jackstarbright Tue 10-Nov-09 11:37:08

If you're absolutely sure all the nursery children automatically get a reception place (for many schools this is a rumour, not a reality) then I'm guessing you must have got the priests letter/ blessing when you applied to the nursery. So, now it's all about location (and siblings). It's certainly worth putting the church school down as it looks like you have a good back up in the bag!

fridayschild Tue 10-Nov-09 17:36:48

Unless the rules have changed recently, it makes no difference to the community schools where you put them in order of preference. So you should apply to them as many as possible (ie all 3). The faith schools have their own rules so read those carefully and follow them. I think that for some of those they do want to be first choice.

In Richmond the schools are so over-subscribed that there's not much choice, and you might try to train yourself to think about parental preference rather than parental choice. You get in based on distance to the school, almost regardless of what you put on the form. You can stay on as many waiting lists as you like though, and it's worth doing that. Places do get offered to waiting list children, but it is incredibly stressful being on a list, particularly if you have no place at all.

The council's education department are very helpful. I suggest you call them. They won't be able to predict what will happen this year, but they should be able to say whether your child would have got into the schools you'd like last year or the year before. Make sure you ask whether the place would have been offered initially, or whether it would have been a waiting list place. The school in question would also have a pretty good idea, if you are able to pop in and sweet talk the secretary.

The DSs school took a bulge class this year, so we could have had 60 in reception. But by the time the decision to accept a bulge class was made, and letters sent out it was June (!). Understandably many parents felt they could not hang on in limbo waiting for the council to get its act together, and went private. So we now have about 45 in two reception classes, which is great in terms of ratios, but has appalling funding implications for the school.

MrsGuyofGisbourne Wed 11-Nov-09 07:34:07

Bulge class creates problems down the line with an imbalance two/three years later with siblings sad.
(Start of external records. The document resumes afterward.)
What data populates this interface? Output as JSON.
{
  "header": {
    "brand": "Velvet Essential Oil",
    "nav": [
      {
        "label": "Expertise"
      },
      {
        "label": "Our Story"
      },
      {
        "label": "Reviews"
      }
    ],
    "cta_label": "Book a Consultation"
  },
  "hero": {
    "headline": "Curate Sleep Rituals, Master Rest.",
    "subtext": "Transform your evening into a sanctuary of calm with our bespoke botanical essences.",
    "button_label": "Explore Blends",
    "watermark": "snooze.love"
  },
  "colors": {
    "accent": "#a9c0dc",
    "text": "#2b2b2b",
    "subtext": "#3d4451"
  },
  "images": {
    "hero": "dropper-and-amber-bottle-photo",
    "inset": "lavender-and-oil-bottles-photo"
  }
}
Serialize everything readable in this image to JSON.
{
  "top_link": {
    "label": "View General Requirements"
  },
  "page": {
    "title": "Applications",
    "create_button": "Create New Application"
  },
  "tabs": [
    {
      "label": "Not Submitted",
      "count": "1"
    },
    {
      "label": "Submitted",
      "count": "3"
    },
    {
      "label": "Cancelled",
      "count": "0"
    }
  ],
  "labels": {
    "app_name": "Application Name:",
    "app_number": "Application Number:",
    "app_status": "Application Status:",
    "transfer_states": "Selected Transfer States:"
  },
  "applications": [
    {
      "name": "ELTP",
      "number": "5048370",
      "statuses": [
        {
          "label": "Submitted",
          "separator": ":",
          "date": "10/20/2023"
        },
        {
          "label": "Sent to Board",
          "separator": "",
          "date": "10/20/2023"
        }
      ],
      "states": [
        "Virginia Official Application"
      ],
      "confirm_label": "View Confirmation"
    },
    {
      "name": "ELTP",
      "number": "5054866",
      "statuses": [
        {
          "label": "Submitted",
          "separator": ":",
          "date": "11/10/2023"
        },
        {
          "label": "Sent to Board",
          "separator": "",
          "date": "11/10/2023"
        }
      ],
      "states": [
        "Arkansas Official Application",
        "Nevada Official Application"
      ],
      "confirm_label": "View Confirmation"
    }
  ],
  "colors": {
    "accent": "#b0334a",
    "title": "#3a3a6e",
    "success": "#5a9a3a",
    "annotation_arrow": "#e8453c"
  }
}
As a result of a bulge class two years before DS1, he was one of only 3 children in a class of thirty who were the eledest child, all the rest were younger siblings, and then two years later because of the dearth of siblings from Ds1's year, Ds2's was full of eldest children, ie pfbs and singletons, which made for a very different dynamic. Much better to have a mix of birth orders - bulge class skews this.

seeker Wed 11-Nov-09 07:41:06

I don't think that schools are allowed to automatically give places to children in their nursery. Have you looked at the school's admissions policy? I think that should be your first step.

You should also look at the admissions policy of your second choice. I would imagine that living 400m away will mean you're pretty sure of a place, unless there are lots of rising 5s living nearer than you. The order you put the schools shouldn't make a difference.

(there's no such thing as a secular school in the UK, by the way)

RatherBeOnThePiste Wed 11-Nov-09 08:01:51

I didn't think there were any schools left in Richmond that automatically gave you entry to reception if you got into their nursery class. Archdeacon was the last I thought but they have changed their criteria. I really would check it out.

Join the discussion

Join the discussion

Registering is free, easy, and means you can join in the discussion, get discounts, win prizes and lots more.

Register now